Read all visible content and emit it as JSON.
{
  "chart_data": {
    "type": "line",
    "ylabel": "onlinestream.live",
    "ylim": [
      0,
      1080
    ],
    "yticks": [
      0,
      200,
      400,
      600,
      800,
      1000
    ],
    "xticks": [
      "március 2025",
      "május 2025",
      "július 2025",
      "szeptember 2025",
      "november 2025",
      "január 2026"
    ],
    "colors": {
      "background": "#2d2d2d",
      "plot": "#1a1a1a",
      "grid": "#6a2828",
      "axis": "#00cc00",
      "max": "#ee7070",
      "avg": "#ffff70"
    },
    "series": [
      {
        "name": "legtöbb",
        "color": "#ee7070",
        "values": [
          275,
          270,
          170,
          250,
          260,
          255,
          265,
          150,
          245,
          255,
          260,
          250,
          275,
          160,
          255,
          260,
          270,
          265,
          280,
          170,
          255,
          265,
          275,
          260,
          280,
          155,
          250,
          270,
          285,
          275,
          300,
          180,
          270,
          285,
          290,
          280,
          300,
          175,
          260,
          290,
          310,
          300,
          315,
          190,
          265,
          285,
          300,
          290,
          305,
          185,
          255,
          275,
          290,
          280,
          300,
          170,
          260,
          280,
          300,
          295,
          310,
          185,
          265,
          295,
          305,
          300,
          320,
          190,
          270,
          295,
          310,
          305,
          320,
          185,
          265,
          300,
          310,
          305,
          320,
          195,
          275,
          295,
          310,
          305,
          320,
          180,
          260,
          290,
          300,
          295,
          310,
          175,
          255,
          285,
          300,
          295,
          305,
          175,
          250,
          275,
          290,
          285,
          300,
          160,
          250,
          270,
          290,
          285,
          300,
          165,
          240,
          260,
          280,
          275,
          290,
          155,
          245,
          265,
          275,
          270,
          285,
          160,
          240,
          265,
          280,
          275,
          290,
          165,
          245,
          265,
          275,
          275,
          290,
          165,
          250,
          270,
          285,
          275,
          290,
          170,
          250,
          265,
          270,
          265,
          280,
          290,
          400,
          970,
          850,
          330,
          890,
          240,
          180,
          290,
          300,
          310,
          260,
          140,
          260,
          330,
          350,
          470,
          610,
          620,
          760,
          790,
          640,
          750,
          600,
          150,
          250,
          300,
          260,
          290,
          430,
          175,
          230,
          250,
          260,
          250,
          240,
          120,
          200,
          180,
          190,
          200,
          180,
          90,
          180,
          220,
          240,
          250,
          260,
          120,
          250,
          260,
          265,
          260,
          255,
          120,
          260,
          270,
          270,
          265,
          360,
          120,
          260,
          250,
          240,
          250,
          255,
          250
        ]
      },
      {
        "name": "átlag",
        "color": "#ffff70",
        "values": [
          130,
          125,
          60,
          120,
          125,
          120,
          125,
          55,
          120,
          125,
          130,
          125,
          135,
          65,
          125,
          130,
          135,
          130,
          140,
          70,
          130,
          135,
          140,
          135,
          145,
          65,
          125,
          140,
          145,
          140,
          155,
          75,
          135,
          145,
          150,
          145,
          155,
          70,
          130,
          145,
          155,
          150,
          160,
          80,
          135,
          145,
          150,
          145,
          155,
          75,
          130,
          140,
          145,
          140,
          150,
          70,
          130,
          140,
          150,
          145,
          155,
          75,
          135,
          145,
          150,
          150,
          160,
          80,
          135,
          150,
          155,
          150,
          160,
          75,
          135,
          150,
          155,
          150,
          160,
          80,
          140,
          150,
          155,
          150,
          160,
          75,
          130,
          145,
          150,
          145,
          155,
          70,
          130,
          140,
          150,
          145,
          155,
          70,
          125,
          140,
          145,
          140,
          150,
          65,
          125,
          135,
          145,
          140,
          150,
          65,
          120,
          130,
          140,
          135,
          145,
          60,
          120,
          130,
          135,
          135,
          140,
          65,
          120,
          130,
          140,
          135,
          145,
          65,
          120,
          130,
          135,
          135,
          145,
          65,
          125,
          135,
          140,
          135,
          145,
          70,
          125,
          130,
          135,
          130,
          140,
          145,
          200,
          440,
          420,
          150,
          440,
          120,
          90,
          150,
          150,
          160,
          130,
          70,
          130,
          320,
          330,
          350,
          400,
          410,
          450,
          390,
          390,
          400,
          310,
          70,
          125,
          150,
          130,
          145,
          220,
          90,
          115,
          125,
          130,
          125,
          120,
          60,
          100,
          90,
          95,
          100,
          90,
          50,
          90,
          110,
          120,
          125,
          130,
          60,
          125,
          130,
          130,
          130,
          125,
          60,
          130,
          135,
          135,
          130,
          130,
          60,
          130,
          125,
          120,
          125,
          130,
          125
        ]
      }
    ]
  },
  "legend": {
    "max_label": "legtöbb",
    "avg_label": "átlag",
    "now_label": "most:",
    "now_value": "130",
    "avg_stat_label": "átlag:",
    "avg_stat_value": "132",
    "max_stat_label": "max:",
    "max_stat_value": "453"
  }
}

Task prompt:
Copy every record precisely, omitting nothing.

Result below:
Read all visible content and emit it as JSON.
{
  "chart_data": {
    "type": "line",
    "ylabel": "onlinestream.live",
    "ylim": [
      0,
      1080
    ],
    "yticks": [
      0,
      200,
      400,
      600,
      800,
      1000
    ],
    "xticks": [
      "március 2025",
      "május 2025",
      "július 2025",
      "szeptember 2025",
      "november 2025",
      "január 2026"
    ],
    "colors": {
      "background": "#2d2d2d",
      "plot": "#1a1a1a",
      "grid": "#6a2828",
      "axis": "#00cc00",
      "max": "#ee7070",
      "avg": "#ffff70"
    },
    "series": [
      {
        "name": "legtöbb",
        "color": "#ee7070",
        "values": [
          275,
          270,
          170,
          250,
          260,
          255,
          265,
          150,
          245,
          255,
          260,
          250,
          275,
          160,
          255,
          260,
          270,
          265,
          280,
          170,
          255,
          265,
          275,
          260,
          280,
          155,
          250,
          270,
          285,
          275,
          300,
          180,
          270,
          285,
          290,
          280,
          300,
          175,
          260,
          290,
          310,
          300,
          315,
          190,
          265,
          285,
          300,
          290,
          305,
          185,
          255,
          275,
          290,
          280,
          300,
          170,
          260,
          280,
          300,
          295,
          310,
          185,
          265,
          295,
          305,
          300,
          320,
          190,
          270,
          295,
          310,
          305,
          320,
          185,
          265,
          300,
          310,
          305,
          320,
          195,
          275,
          295,
          310,
          305,
          320,
          180,
          260,
          290,
          300,
          295,
          310,
          175,
          255,
          285,
          300,
          295,
          305,
          175,
          250,
          275,
          290,
          285,
          300,
          160,
          250,
          270,
          290,
          285,
          300,
          165,
          240,
          260,
          280,
          275,
          290,
          155,
          245,
          265,
          275,
          270,
          285,
          160,
          240,
          265,
          280,
          275,
          290,
          165,
          245,
          265,
          275,
          275,
          290,
          165,
          250,
          270,
          285,
          275,
          290,
          170,
          250,
          265,
          270,
          265,
          280,
          290,
          400,
          970,
          850,
          330,
          890,
          240,
          180,
          290,
          300,
          310,
          260,
          140,
          260,
          330,
          350,
          470,
          610,
          620,
          760,
          790,
          640,
          750,
          600,
          150,
          250,
          300,
          260,
          290,
          430,
          175,
          230,
          250,
          260,
          250,
          240,
          120,
          200,
          180,
          190,
          200,
          180,
          90,
          180,
          220,
          240,
          250,
          260,
          120,
          250,
          260,
          265,
          260,
          255,
          120,
          260,
          270,
          270,
          265,
          360,
          120,
          260,
          250,
          240,
          250,
          255,
          250
        ]
      },
      {
        "name": "átlag",
        "color": "#ffff70",
        "values": [
          130,
          125,
          60,
          120,
          125,
          120,
          125,
          55,
          120,
          125,
          130,
          125,
          135,
          65,
          125,
          130,
          135,
          130,
          140,
          70,
          130,
          135,
          140,
          135,
          145,
          65,
          125,
          140,
          145,
          140,
          155,
          75,
          135,
          145,
          150,
          145,
          155,
          70,
          130,
          145,
          155,
          150,
          160,
          80,
          135,
          145,
          150,
          145,
          155,
          75,
          130,
          140,
          145,
          140,
          150,
          70,
          130,
          140,
          150,
          145,
          155,
          75,
          135,
          145,
          150,
          150,
          160,
          80,
          135,
          150,
          155,
          150,
          160,
          75,
          135,
          150,
          155,
          150,
          160,
          80,
          140,
          150,
          155,
          150,
          160,
          75,
          130,
          145,
          150,
          145,
          155,
          70,
          130,
          140,
          150,
          145,
          155,
          70,
          125,
          140,
          145,
          140,
          150,
          65,
          125,
          135,
          145,
          140,
          150,
          65,
          120,
          130,
          140,
          135,
          145,
          60,
          120,
          130,
          135,
          135,
          140,
          65,
          120,
          130,
          140,
          135,
          145,
          65,
          120,
          130,
          135,
          135,
          145,
          65,
          125,
          135,
          140,
          135,
          145,
          70,
          125,
          130,
          135,
          130,
          140,
          145,
          200,
          440,
          420,
          150,
          440,
          120,
          90,
          150,
          150,
          160,
          130,
          70,
          130,
          320,
          330,
          350,
          400,
          410,
          450,
          390,
          390,
          400,
          310,
          70,
          125,
          150,
          130,
          145,
          220,
          90,
          115,
          125,
          130,
          125,
          120,
          60,
          100,
          90,
          95,
          100,
          90,
          50,
          90,
          110,
          120,
          125,
          130,
          60,
          125,
          130,
          130,
          130,
          125,
          60,
          130,
          135,
          135,
          130,
          130,
          60,
          130,
          125,
          120,
          125,
          130,
          125
        ]
      }
    ]
  },
  "legend": {
    "max_label": "legtöbb",
    "avg_label": "átlag",
    "now_label": "most:",
    "now_value": "130",
    "avg_stat_label": "átlag:",
    "avg_stat_value": "132",
    "max_stat_label": "max:",
    "max_stat_value": "453"
  }
}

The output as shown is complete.